  22. 22. OpenIO Summit’17 Task • Basic resource in the API • Represents a running process in the cluster • Runs as containers in docker • Are usually created automatically via a Job by the system • Scheduled to run on a specific Node 3. API
  23. 23. OpenIO Summit’17 Task example: Job Kind: Task API: core/v1 
 Meta: • Namespace: default • Name: foo 
 Spec: • Containers: • Command: bin/sh • Args: sleep 3000 • Image: busybox • Name: “1” • Restart: OnFailure 3. API Resource kind Metadata Task description
  24. 24. OpenIO Summit’17 Task example: Job 3. API Node Task Foo Input A Parallel Processing Node2 Task Foo Input B Task Foo Input C Job Foo: Process $input Foo Input A Foo Input B Foo Input C 3 Jobs
  25. 25. OpenIO Summit’17 Task example: Job 3. API Node Parallel Processing
 with work queue Node2 Job Foo: Process work queue item Foo Input A 1 Job: 3 task instances Queue Task Foo Instance 1 Task Foo Instance 2 Work items
  26. 26. OpenIO Summit’17 Alpha available next week • Launch tasks with the API • Easy to deploy test environment Beta available in october • Jobs • Automatic scheduling • View task logs Command Line Interface Advanced scheduling 4. Roadmap

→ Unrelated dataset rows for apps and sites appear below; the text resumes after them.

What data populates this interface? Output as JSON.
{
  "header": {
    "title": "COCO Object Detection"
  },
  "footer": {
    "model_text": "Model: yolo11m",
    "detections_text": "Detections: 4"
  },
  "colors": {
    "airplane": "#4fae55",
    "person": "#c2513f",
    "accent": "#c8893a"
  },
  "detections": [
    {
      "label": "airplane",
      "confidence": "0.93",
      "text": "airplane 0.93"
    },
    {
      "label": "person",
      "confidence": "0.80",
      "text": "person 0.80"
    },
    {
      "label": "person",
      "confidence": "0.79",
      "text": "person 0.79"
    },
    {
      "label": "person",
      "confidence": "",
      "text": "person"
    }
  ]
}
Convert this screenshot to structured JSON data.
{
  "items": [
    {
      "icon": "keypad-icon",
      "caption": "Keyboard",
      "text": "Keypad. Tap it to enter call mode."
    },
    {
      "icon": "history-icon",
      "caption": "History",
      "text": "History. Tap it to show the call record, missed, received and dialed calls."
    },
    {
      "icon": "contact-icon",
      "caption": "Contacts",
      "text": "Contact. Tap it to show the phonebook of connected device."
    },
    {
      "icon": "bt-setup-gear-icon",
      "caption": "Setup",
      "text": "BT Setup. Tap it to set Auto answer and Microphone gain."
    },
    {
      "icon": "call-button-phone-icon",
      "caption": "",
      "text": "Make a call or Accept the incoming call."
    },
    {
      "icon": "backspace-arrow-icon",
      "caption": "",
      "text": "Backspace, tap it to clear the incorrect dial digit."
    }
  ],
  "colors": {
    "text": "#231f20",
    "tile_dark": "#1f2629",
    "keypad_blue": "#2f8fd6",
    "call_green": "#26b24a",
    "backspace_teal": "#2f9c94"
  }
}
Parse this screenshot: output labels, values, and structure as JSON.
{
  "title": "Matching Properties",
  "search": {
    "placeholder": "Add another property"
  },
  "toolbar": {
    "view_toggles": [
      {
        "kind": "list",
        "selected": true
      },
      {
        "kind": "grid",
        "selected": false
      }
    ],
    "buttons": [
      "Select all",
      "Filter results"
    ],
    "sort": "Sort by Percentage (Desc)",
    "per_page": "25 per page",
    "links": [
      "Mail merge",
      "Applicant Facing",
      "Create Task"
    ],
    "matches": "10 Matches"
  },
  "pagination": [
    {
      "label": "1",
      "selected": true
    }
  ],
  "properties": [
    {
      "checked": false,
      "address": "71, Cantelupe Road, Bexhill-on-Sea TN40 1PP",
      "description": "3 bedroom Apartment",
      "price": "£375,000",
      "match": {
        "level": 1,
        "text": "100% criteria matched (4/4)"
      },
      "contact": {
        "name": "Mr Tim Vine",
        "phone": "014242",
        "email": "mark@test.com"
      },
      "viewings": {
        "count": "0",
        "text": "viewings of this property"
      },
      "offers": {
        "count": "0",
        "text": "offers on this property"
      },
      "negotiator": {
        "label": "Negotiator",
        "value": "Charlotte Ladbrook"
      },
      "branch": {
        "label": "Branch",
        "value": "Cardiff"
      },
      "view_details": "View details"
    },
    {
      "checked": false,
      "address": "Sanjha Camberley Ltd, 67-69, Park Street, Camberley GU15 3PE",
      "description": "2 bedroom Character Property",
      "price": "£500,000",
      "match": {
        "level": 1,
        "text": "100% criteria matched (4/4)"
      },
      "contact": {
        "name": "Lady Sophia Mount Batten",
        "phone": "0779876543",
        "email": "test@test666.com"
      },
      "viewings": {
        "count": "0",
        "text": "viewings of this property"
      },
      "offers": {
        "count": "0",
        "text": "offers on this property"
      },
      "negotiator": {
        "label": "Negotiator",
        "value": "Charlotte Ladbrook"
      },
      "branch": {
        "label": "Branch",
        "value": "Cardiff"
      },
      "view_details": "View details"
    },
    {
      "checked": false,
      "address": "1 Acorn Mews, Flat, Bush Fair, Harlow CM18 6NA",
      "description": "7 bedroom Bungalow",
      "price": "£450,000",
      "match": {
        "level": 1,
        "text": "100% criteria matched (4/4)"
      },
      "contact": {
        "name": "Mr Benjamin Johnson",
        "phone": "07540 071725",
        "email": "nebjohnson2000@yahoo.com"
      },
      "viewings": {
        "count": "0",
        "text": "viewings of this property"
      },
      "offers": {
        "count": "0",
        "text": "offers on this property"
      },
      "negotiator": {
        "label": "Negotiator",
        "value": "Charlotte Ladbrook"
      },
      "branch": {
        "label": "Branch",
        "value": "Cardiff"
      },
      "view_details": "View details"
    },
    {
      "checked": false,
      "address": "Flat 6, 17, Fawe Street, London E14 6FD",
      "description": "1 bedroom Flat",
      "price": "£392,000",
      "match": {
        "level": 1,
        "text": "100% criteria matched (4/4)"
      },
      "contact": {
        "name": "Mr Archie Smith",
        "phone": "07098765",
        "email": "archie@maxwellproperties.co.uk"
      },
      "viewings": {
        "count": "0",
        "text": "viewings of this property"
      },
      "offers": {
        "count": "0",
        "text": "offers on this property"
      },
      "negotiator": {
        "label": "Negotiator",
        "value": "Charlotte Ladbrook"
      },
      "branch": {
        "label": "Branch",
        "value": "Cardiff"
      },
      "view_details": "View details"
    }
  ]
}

  27. 27. OpenIO Summit ‘17 What’s next Grid for Apps & TensorFlow Maxime Thomas (OpenIO, Presales Engineer) José Corral (Skapánê) After lunch